Photo of the white spiny blooms of a Button Bush

Trail Talk – July 25, 2018

The long dry spell has resulted in many plants getting that wilted look, and the Bayfield river has been just a trickle, however the mosquitoes don’t seem to be as bad as usual due to the lack of puddles in which to breed. On the Mavis trail when looking down on the Bayfield river from the bench the river was good foot below the Beaver dam.

Photo of the purple blooms of the Purple LoosestrifeThe Canadian Invasive Species (a non profit) list Giant Hogweed, Common Buckthorn, Japanese Knotweed, Phragmites, Garlic Mustard, Purple Loosestrife and Dog Strangling Vine as invasive plants. The Nature Conservancy plan on removing purple loosestrife from the River Bend area on July 14th. Many years ago there was a great deal of purple loosestrife in Sault Ste Marie at Bellevue Park but recently there was not nearly as much. I have noticed patches of it locally by the Maitland river when hiking on the Lobb trail. One way to be certain that the flower is purple loosestrife is to check the flower stem which is square. I have seen Phragmites plants on the Naftel’s trail also on the Millennium trail from Nelson Street and near where the trail passes under the Hydro Line.

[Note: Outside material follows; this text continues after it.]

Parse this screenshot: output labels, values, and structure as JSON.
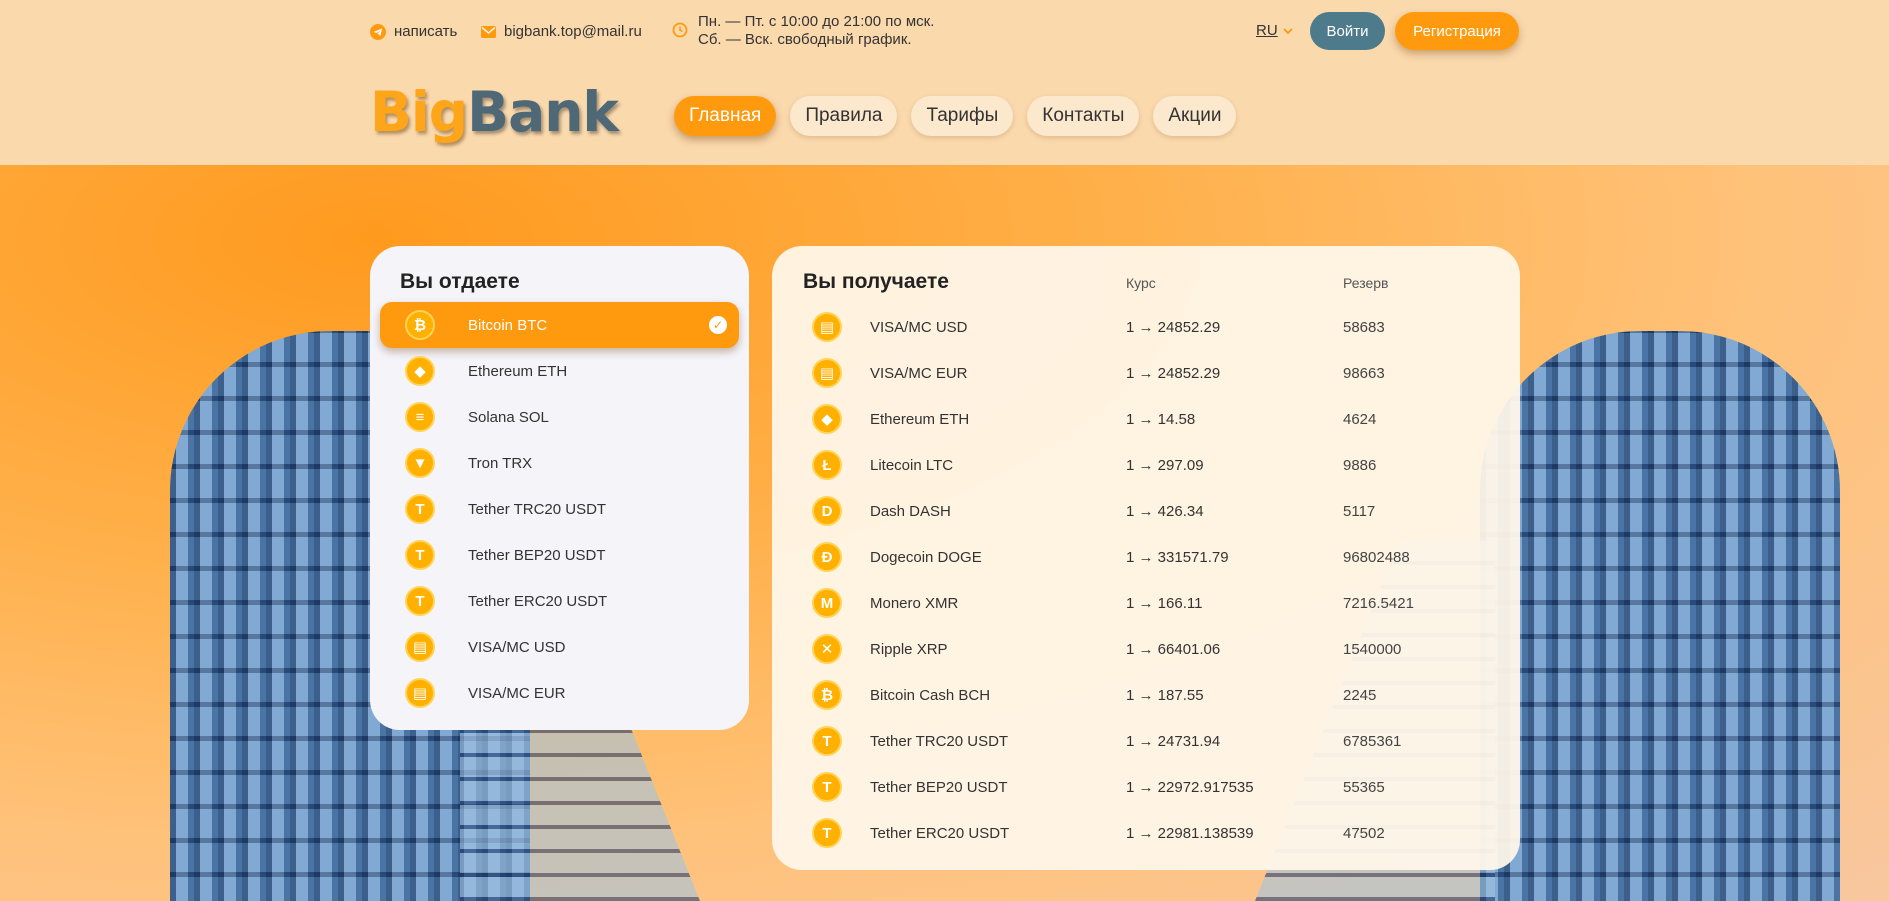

I have never seen Dog strangling vine which has bean-shaped seed pods, nor have I seen Japanese knotweed or a live Giant Hogweed. Garlic Mustard is all too common and is especially widespread on the John Goldie Reserve. Common buckthorn is a small tree at the side of many of the local trails. There is one labeled in the Maitland Woods between junctions J and K. I checked out the plant at the entrance to the Naftel’s parking lot where there is a very large patch of the two foot high plant thinking it might be a knotweed, but when I cut a sample for further study I was surprised to see two seed pods about six inches long – it was Indian Hemp of the dogbane family, which although a native plant, can be invasive. The plant’s fiber can be used and the plant is a larval host for the hummingbird moth. Probably the most invasive alien plant, the dandelion was not listed, I suspect this is because it is so widespread there is no hope of controlling it.

On our Tuesday hike on the Black hole loop we saw a tiny American toad on the trail, it was only 0.5″ long and was an unusual pale yellow colour. On Photo of a green frog in river waterour Wednesday hike on the Sugar Bush white trail near the button bush were about eight frogs which I think were all green frogs. I had spotted the button bush on my Saturday walk and had to look it up as it was the first one I have ever noticed, its seeds are popular with mallard ducks.

Upcoming Hikes

Sunday August 5th Hike the Maitland Woods after eating a pancake breakfast at the Goderich Fire Station.
Meet at 8:00 AM in the Knights of Columbus parking lot at eh trail entrance nearest to the trailer. We then walk on the trail to the fire station, have breakfast and then finish the Maitland woods loop at a leisurely pace. Leaders Al Sanders and Patrick Capper.

Sunday August 5th 7:15 PM. Port Albert
A parade of bagpipers and drummers makes a grand entrance across the foot bridge to the area in front of the general store where a crowd of people wait in anticipation. Then they proceed down the road to the main beach with everyone following. Every year has a theme if you wish to augment the fun by creating a costume. This year it is SHREK. At the beach the band plays until sunset then walks into the water while finishing with Amazing Grace. Meet in the fisheries parking lot just below the bridge to sign in and you may have time to grab food, ice cream or a drink at our funky general store before the main event. Contact: Anne Storey 519.529.3050 to register.

Saturday August 18th River Walk at the Falls Reserve 1:00 PM Total time about 3 hours
Park at Falls Reserve entrance (using your Maitland Trail Membership card for free admission). We will hike down to the falls and walk in the river for about an hour before hiking back to the entrance. Bring refreshments and suitable shoes to change into when walking in the river. (This outing will be cancelled if the water level is high). Contact: Patrick Capper 519.606.0016

August 26th 8:00 PM Join the Bayfield River Valley Trail Association on a night hike on the Woodland Trail.

Saturday Sept 29th to Sunday Sept 30th MTA El Camino registration is now open Cost $25 adults $10 if under 18 detail www.maitlandtrail.ca/mta-el-camino-2018

Midweek Hikes

The Tuesday Trompers walk for about an hour at a moderate to slow pace starting at 9:00 AM. Contact Al Sanders at allan.sanders@hurontel.on.ca

The Wednesday hikes start at 9:00 AM for 1.5 to 2 hours at a moderately fast pace. Contact pcapper99@gmail.com

The Friday L.I.F.E. hikers usually meet at 8:10 AM at the Betty Cardno Centre in Clinton and hike for 1.5 hours to 2 hours, one group at a moderate the other group at a moderately fast pace. Contact cphillips@onecaresupport.ca

If you have questions or something of interest for Trail Talk email me Patrick Capper at pcapper99@gmail.com.